[2] Weng, Z., Zhang, B., Wu, C., Yu, F., Han, B., Li, B., & Li, L. (2021). Therapeutic roles of mesenchymal stem cell-derived extracellular vesicles in cancer. Journal of hematology & oncology, 14, 1-22.

[3] Di Micco, R., Krizhanovsky, V., Baker, D., & d’Adda di Fagagna, F. (2021). Cellular senescence in ageing: from mechanisms to therapeutic opportunities. Nature reviews Molecular cell biology, 22(2), 75-95.


[4] Zhang, Y., Kim, M. S., Jia, B., Yan, J., Zuniga-Hertz, J. P., Han, C., & Cai, D. (2017). Hypothalamic stem cells control ageing speed partly through exosomal miRNAs. Nature, 548(7665), 52-57.Chicago

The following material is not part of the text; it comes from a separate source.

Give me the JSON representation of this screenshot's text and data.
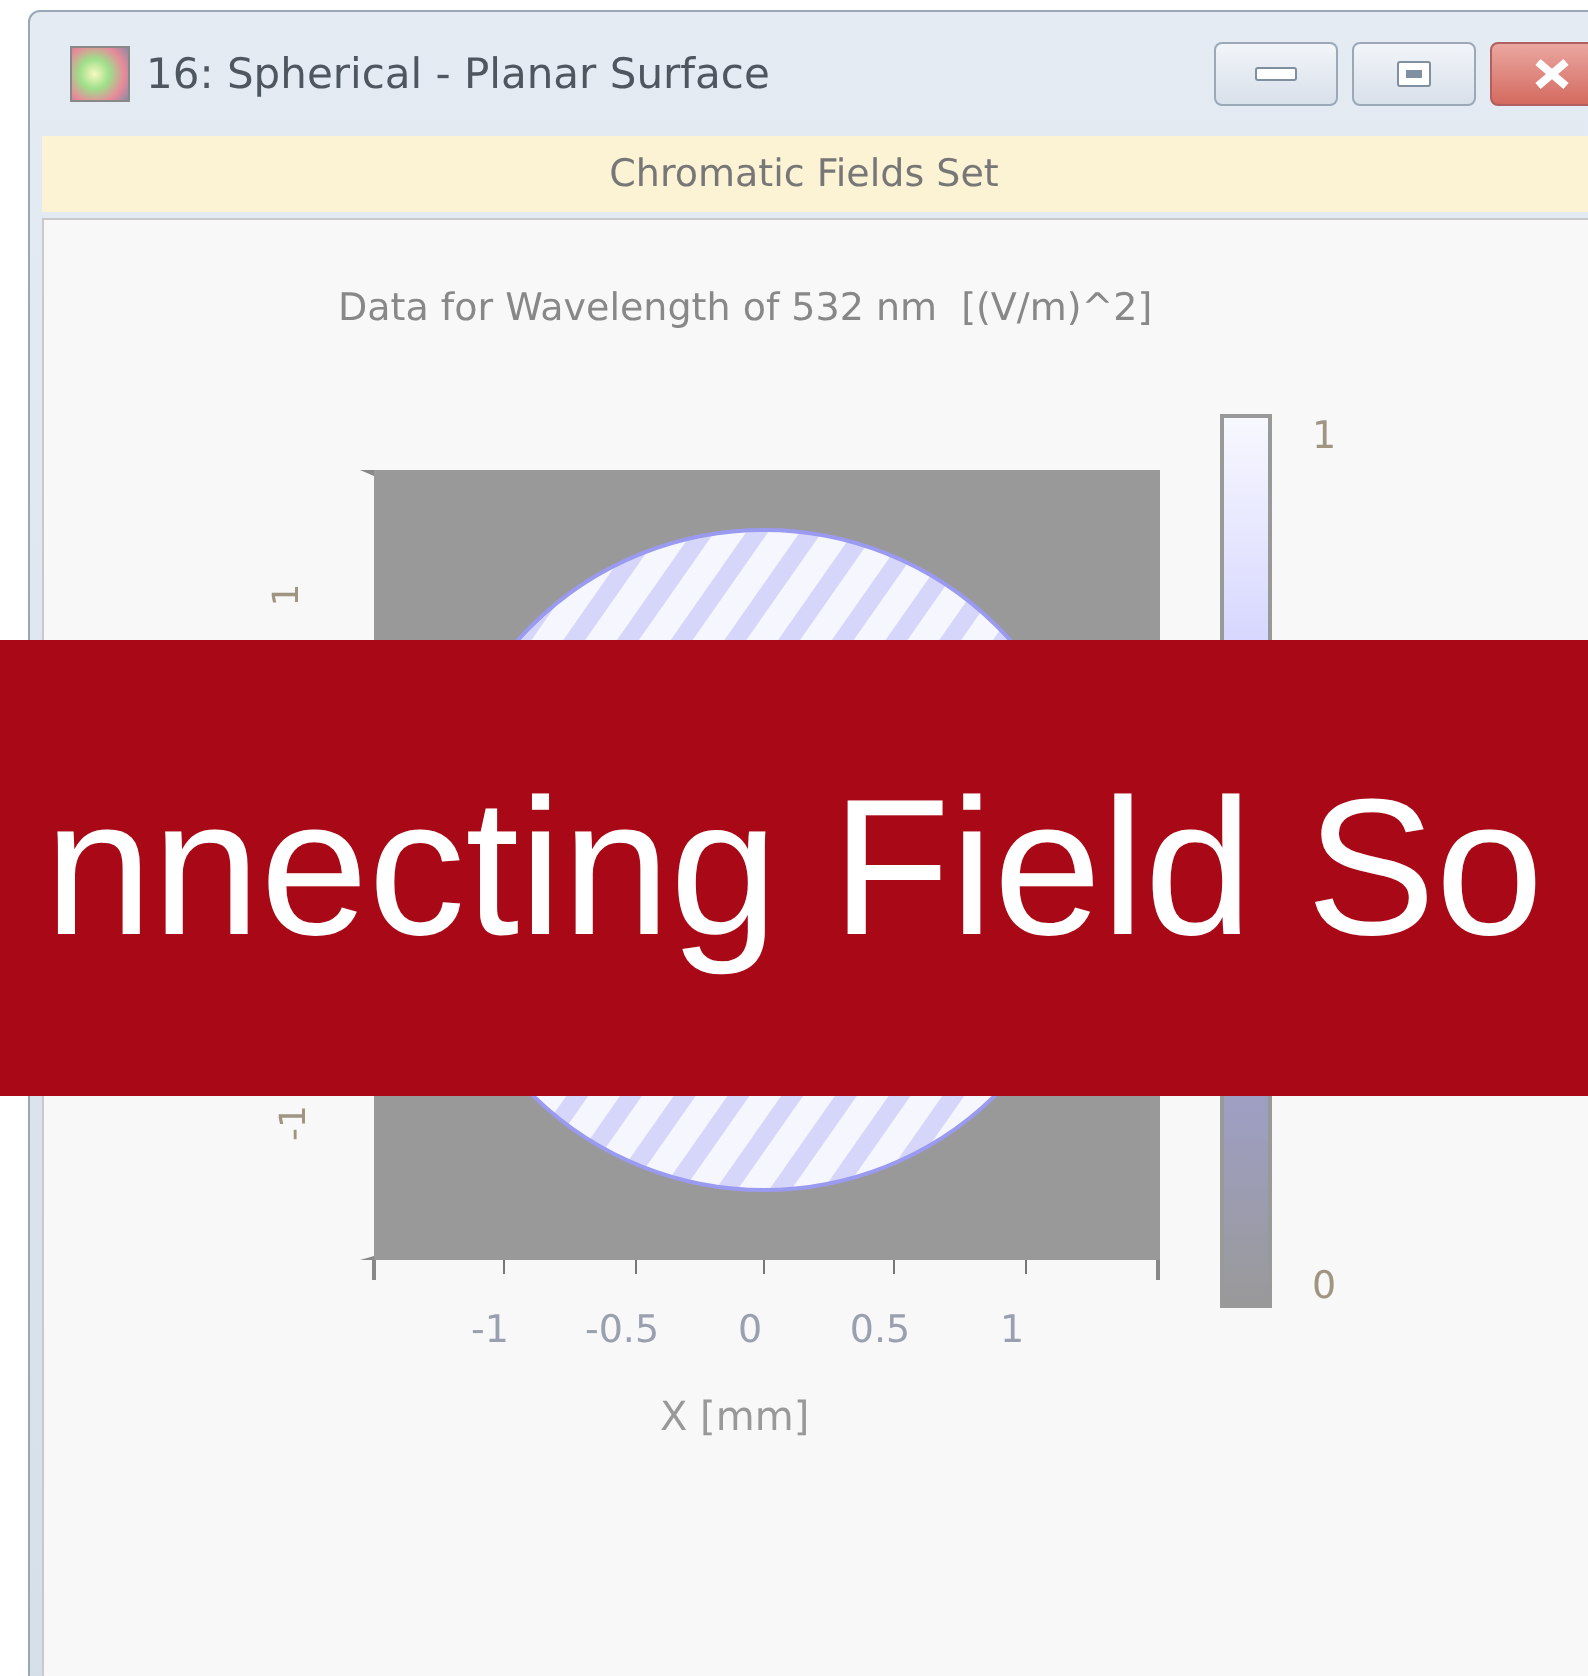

About the author
Arkadi Mazin

Arkadi Mazin

Arkadi is a seasoned journalist and op-ed author with a passion for learning and exploration. His interests span from politics to science and philosophy. Having studied economics and international relations, he is particularly interested in the social aspects of longevity and life extension. He strongly believes that life extension is an achievable and noble goal that has yet to take its rightful place on the very top of our civilization’s agenda – a situation he is eager to change.